IP, NEMA 4 and GFI Protection
So from the above we know that charging up when it’s raining is not a risk because many systems are in place to detect and block dangerous charging conditions. Some of these systems/standards are worth looking at though.
Firstly there’s something called IP (ingress protection) - defined in international standard EN 60529 if you must know! - and it’s a rating scale of how well a device (such as a EVSE charging station) can handle ingress from things like dust and water. You’ll probably notice that many charging stations and/or charging plugs/cables are rated as IP54 which is a pretty good level of protection from liquid, including being “Protected from water spray from any direction”. Some are rated beyond this, at the even-better standard of IP66 - but don’t worry, IP54 offers a fine level of protection from rain (otherwise the device simply wouldn’t have any IP rating!).
Secondly there’s a group of American standards known as NEMA which is similar to IP in that it sets out what type of environments electrical equipment is built to withstand. Many (if not all) EVSE stations you come across will be rated as NEMA 4 which means:

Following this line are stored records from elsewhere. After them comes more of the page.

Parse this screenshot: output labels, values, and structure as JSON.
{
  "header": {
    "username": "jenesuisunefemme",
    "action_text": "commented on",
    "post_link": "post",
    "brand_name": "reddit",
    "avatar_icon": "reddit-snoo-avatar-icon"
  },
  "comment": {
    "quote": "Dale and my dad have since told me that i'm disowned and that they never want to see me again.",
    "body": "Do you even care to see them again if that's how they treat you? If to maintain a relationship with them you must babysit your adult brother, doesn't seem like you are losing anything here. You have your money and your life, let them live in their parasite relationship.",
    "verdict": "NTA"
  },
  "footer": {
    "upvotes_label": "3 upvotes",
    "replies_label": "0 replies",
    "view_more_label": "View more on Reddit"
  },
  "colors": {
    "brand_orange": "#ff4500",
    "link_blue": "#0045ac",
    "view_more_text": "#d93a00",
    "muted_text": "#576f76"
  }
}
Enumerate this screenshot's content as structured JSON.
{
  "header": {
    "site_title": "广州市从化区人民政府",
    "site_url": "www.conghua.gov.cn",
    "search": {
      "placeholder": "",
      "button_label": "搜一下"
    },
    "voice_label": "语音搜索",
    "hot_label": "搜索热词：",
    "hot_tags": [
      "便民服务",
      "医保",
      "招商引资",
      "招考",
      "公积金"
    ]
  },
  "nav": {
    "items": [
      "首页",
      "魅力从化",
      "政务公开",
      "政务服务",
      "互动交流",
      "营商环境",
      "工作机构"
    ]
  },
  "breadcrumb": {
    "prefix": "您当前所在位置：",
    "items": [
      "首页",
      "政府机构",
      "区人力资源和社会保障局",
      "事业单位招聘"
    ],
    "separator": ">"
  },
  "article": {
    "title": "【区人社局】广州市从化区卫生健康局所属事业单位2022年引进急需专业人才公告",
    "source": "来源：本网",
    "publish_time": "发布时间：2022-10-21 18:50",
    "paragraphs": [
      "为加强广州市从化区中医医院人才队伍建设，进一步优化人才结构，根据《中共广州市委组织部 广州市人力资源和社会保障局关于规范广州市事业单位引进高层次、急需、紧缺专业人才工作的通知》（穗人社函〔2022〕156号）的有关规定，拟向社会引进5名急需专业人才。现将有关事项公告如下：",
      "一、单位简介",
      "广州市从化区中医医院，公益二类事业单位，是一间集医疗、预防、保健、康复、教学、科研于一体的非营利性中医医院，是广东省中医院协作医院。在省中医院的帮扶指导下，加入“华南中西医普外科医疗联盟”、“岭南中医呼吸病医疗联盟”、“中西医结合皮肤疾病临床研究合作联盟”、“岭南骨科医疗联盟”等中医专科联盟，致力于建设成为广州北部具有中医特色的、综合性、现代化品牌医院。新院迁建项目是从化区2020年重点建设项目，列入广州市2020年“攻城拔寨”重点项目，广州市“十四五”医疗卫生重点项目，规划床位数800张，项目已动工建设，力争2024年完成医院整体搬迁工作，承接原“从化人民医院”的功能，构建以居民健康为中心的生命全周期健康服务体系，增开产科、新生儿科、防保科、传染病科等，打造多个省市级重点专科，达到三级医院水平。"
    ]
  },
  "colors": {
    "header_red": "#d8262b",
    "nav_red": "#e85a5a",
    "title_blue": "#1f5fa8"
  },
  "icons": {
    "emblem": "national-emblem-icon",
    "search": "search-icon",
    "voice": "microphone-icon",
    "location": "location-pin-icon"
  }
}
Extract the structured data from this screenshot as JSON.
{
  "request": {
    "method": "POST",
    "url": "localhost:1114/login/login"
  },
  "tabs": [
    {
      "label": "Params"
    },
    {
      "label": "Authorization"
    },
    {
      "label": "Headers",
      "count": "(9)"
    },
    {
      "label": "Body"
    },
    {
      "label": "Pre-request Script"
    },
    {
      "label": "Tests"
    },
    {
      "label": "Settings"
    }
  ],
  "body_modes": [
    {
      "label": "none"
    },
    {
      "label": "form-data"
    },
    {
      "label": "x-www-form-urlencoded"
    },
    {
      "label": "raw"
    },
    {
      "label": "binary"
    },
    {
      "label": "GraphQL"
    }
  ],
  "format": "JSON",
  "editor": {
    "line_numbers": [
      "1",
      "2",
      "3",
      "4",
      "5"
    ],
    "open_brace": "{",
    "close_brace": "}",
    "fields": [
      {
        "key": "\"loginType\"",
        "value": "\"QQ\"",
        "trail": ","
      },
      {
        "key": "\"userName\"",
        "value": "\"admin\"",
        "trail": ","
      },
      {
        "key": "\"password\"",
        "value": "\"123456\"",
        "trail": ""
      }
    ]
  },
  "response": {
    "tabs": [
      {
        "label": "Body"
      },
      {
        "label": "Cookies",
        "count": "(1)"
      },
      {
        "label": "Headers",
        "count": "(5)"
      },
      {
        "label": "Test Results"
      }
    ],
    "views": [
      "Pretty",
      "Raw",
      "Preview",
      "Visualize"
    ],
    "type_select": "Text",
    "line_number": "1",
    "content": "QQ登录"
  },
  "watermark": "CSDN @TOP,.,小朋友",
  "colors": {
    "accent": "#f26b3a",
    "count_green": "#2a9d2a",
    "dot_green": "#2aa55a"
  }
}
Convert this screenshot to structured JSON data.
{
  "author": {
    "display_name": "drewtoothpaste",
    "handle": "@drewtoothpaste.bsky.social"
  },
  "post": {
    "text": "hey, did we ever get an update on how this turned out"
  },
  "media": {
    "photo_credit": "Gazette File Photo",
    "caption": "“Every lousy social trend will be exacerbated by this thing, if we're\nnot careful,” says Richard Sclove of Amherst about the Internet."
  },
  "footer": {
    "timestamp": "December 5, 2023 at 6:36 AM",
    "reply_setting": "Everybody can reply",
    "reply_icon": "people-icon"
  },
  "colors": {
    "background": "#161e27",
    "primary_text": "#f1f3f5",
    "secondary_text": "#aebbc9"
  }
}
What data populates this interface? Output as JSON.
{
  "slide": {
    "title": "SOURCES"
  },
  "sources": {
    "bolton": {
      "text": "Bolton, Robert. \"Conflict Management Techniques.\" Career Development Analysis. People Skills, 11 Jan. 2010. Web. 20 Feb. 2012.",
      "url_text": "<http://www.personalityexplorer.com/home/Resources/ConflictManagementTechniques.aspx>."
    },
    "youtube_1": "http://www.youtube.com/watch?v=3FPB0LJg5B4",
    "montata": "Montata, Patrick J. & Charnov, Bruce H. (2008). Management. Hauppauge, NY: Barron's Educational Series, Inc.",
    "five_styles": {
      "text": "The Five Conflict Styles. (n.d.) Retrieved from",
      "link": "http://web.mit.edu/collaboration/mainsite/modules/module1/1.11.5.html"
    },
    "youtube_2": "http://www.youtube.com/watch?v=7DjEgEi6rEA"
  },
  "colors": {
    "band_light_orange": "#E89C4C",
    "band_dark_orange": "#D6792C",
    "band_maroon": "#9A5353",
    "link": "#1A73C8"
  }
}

Enclosures constructed for either indoor or outdoor use to provide a degree of protection to personnel against incidental contact with the enclosed equipment; to provide a degree of protection against falling dirt, rain, sleet, snow, windblown dust, splashing water, and hose-directed water; and that will be undamaged by the external formation of ice on the enclosure.
Finally, various charging stations and/or components have GFCIs built into them to trip the connection the moment a fault (or potential fault) is detected. So if somehow all the other safety measures fail (or fail to operate fully), the GFCI can also shut-off the electrical power to further mitigate any possible risk.
Videos of wet - and frozen! - charging conditions
Some EVSE station and plug connector manufacturers are so sure of the safety of their equipment in wet conditions that they’ve gone to extreme lengths to show this! It’s definitely a case of “don’t try this at home”, but the below videos demonstrate the safety of EV car charging in adverse conditions:
So as you can see, eMotorWerks (a California based EVSE producer) submerge their 15 kW charger under ice and water for 5 minutes whilst charging a Nissan Leaf. And there’s thankfully no electrical shorts, explosions, nor electrocutions!
Secondly here’s two videos of consumers charging up their cars in fairly visible rain (which means it’s pretty much a downpour, since light rain is hard to see on video):
Both cases are also fine, again demonstrating the point that EVs can be charged up when it’s raining.
In conclusion, the entire car charging system has been thoroughly designed so that it’s as safe as reasonably possible to use when it’s raining. It would be a pretty fundamental flaw of electric cars if they couldn’t be charged up when it’s raining, especially since many home chargers will be on the side of the house where they could be rained upon! So thankfully you can rest easy knowing that there’s many safety measures in place to prevent danger when charging your car.
(Note: As always though, whilst we’re sure that you already do… please do apply some common sense! If it’s severe storm/flooding type weather when you go to charge, or you think that your charging plug/cord might be damaged, or the EVSE charging station looks faulty, don’t try and charge up.)